Dr. Todd Brinkman, Assistant Professor of Wildlife Ecology at the University of Alaska Fairbanks, presented three factors to consider about “Climate-Driven Changes in Interactions among Hunters, Wildlife, and Habitat” during this webinar: 1) Community perceptions of impacts of climate on availability of subsistence resources, 2) take-home messages, and 3) adaptation and research.

Local and elder knowledge in Alaska has helped researchers confirm the land, water, and ecosystem is changing every year due to nearly 40 years of consistent Arctic warming.

The radical shrinkage of sea ice, for example, has drastically altered subsistence whaling in northern Alaska.  North Slope whaling captains and crew have reported years that because ice strength and quality has degenerated so much, they now have to travel further to find suitable ice for haul-outs.

Interior hunters continue to struggle with drought conditions that have dried up traditionally navigable creeks and have fed more forest fires, resulting in trail loss and vegetation regrowth.  Because of the changing climate, hunters are traversing altered and longer routes to access hunting grounds. The biggest travel inhibitor is increased fuel consumption, raising hunting costs to untenable levels.

On the subject of Subsistence Adaptation, Dr. Brinkman said some hunters have found that the altered ecosystems drove game away from traditional hunting grounds.  Because individuals may not be able to absorb the fuel costs, hunters say they have doubled up parties, and are saving resources to go on fewer hunts.

Citing a subsistence hunters’ survey, Dr. Brinkman said access is a crucial component for taking subsistence resources.  On top of the current high cost of hunting expeditions, the loss of access due to river erosion, wildfires, trail loss, major storms, sea ice reduction, fewer haul-out locations, drought conditions and other factors have reduced hunting by 42 percent.

Dr. Brinkman found subsistence hunters can and have altered their hunting schedules, the frequency and method of hunts, and the grounds on which they hunt for game.  Institutions such as the Alaska Department of Fish and Game and Bureau of Land Management can allow flexibility in permitting and seasons.

Dr. Brinkman said subsistence hunters can successfully adapt to the changing climate if they collectively notify the management agencies about their difficulties in accessing game.  Agencies, in turn, can verify conditions and accommodate subsistence hunts by extending seasons in certain units because of extenuating weather, river, and land conditions.

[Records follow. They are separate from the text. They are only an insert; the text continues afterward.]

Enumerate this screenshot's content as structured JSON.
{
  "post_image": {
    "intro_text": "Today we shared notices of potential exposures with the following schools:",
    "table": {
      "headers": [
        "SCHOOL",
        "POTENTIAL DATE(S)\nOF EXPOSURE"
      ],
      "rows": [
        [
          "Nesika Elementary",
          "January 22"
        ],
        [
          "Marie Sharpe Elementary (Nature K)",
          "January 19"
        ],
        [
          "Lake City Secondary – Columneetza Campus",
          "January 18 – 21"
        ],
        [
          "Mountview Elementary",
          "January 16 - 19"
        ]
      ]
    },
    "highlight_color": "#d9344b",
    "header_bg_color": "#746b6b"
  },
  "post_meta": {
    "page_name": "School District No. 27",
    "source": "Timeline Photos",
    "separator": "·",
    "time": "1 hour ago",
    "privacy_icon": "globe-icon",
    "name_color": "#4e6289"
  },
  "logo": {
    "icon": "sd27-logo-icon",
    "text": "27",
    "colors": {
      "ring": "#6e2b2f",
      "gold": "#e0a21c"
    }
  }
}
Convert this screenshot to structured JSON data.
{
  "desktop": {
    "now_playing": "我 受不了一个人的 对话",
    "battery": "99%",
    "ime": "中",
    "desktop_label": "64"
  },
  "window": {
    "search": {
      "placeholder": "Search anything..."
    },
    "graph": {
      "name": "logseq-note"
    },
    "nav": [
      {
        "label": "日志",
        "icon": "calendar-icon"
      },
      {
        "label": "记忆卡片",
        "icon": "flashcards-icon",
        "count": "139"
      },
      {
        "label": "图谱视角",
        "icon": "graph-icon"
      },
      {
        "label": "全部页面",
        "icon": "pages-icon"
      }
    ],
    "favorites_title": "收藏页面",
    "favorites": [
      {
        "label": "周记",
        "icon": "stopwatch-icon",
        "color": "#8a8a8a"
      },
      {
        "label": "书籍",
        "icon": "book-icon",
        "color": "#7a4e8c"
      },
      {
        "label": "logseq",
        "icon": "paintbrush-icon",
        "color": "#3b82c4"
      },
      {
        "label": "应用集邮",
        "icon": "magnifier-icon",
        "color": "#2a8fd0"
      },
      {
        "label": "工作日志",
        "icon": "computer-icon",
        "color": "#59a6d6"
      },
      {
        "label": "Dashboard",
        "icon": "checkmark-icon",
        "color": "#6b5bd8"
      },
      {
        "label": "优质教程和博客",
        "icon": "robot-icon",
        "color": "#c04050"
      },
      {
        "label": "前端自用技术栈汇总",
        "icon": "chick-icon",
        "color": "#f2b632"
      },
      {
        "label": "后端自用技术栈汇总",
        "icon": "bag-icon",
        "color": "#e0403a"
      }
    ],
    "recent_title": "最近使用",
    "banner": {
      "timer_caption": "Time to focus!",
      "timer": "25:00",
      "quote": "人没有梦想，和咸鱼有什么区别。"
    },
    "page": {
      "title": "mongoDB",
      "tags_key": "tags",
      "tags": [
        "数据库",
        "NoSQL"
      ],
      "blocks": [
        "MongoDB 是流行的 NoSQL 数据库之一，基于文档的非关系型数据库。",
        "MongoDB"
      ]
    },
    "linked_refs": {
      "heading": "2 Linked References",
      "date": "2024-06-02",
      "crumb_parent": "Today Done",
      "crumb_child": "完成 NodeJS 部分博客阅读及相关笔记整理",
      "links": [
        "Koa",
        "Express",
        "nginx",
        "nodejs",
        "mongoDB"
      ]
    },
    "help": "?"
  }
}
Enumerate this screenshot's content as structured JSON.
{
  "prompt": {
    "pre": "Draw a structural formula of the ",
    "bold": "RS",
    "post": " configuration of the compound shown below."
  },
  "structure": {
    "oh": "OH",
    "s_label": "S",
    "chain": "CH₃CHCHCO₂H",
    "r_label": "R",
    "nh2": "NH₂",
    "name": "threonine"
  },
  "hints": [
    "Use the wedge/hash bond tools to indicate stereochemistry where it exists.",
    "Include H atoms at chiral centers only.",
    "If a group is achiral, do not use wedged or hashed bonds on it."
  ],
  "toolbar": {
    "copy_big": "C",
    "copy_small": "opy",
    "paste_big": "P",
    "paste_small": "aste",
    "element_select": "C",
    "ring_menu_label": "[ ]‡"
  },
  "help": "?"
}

UAF has also provided hunters with GPS units to map the changing conditions in order to assist research efforts.

The slides for Dr. Brinkman’s presentation can be found here.